Originally constructed in 1943, Hangar 1 at the former Marine Corps Air Station (MCAS) Tustin housed blimps that were used for Pacific Coast reconnaissance during World War II. At 300-feet-wide at its base, 1,060-feet-long and 178-feet-tall at its peak, it’s a massive structure. Hangar 1, along with its sister, Hangar 2, were listed on the National Register of Historic Places in 1975 and named a National Historic Civil Engineering Landmark by the American Society of Civil Engineers (ASCE) in 1994, with the distinction of being the “Largest Wood Frame Structures in the World.” In early October 2013, Hangar 1 experienced a partial roof collapse.
During the collapse, the top four panels of the three northern-most roof trusses fell to the floor, creating a 50-foot-wide by 70-foot-long hole in the roof. Due to the suspected instability of the remaining structure, design and construction approaches that required access to the interior of the building were immediately rejected during the proposal phase. Given that any delay would increase the likelihood of further collapse of the remaining structure, time was a critical factor.
Michael Baker, as part of a joint venture with Jacobs, designed and deployed an innovative stabilization system using prefabricated modular steel towers positioned on each side of the hangar and supported by concrete raft foundations and guy wires, with helical piers installed in the soil. Four steel cables on each side of the hangar were attached to the top of the remaining portions of the trusses and attached to the towers. Through a tightly choreographed process, the project team demolished damaged portions of the roof and erected a structural stabilization system that allowed all construction activities to occur safely from the exterior of the building.
A monitoring system was used during the stabilization process to track any displacement of the remaining wood structure with real-time data to warn the team of potential hazards.

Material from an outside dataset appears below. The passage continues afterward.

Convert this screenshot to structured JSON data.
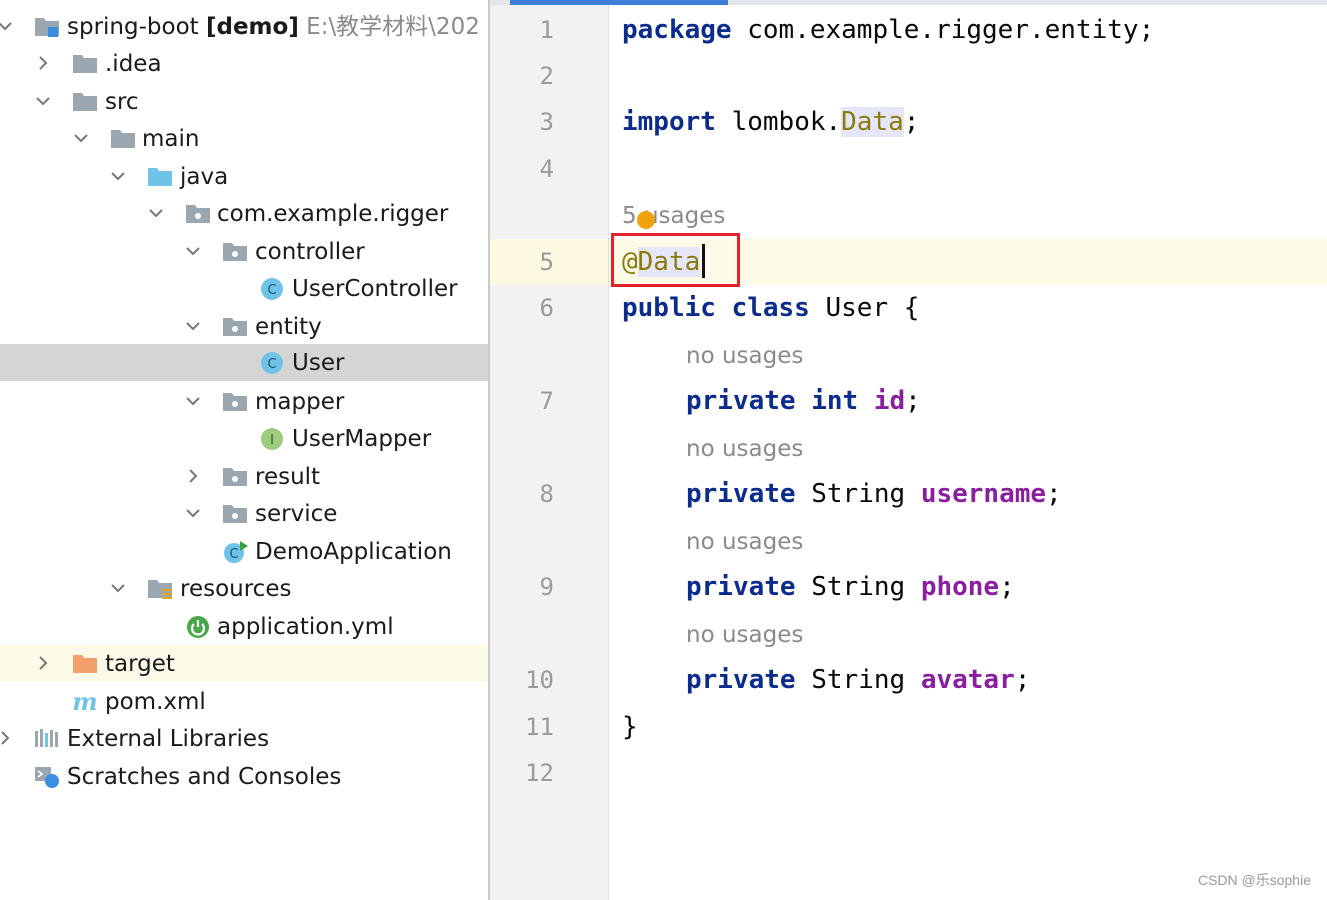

As a result, the project touts a spotless safety record over 5,460 hours of work.
“Rapid responsiveness, flexible and innovative solutions and the utmost focus on safety are defining characteristics of this unique building and construction project.”